Last night’s storm broke its back on the spine of Douglas Island and the mainland mountains. Its heavy rain has swollen Fish Creek and turned the water the color of molasses. Salmon too weak from spawning have already been swept back into Fritz Cove. Those still waiting their turn to bred are hunkered down in eddies or behind drift wood barriers.
Aki doddles behind until we reach Fish Creek where four eagles and kingfisher watch us approach from spruce tree roosts. One, an immature eagle, has cruciformed its wings so they can dry. The little dog hesitates and then moves close to me. No one dives on her as we round the pond and head out to the creek mouth.
A big ebb tide has lowered the creek’s level and exposed a wide swath of wetlands. But the dozen or so eagles that we can spot are either feeding along side the stream or watching us from spruce roosts. Aki relaxes on a part of the trail almost enclosed by tall fireweed and wild rose shafts. I stop where that stretch ends and count six eagles watching us from trailside trees. Aki doesn’t follow me out onto the exposed meadow.
I figure that the eagles must have sated themselves on dead salmon and other goodies exposed by the ebb tide. They won’t be interested in my ten-pound poodle. But Aki doesn’t share my confidence so I have to carry her until we reach a more protected stretch of trail.
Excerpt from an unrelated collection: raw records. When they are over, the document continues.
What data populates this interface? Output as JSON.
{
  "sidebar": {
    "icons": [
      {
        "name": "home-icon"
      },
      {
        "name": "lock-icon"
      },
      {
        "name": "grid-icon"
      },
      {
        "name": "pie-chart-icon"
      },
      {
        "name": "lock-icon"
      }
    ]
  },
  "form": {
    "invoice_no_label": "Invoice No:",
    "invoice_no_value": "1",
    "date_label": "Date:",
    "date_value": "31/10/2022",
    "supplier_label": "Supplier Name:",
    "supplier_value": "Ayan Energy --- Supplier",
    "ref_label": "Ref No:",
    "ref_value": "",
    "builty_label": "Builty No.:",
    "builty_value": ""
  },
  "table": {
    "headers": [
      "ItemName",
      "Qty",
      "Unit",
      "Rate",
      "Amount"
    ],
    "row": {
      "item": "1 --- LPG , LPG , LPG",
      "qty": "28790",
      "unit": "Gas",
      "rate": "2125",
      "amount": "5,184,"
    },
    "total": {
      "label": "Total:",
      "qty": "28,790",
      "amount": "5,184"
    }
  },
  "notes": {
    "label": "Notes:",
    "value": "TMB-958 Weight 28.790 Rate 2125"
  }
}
While we circumnavigate a small island covered with tall spruce, I lose count of the number of eagles, mature and immature, that fly over out heads and out over the wetlands. White puffs of eagle down drift onto the trail in their wake.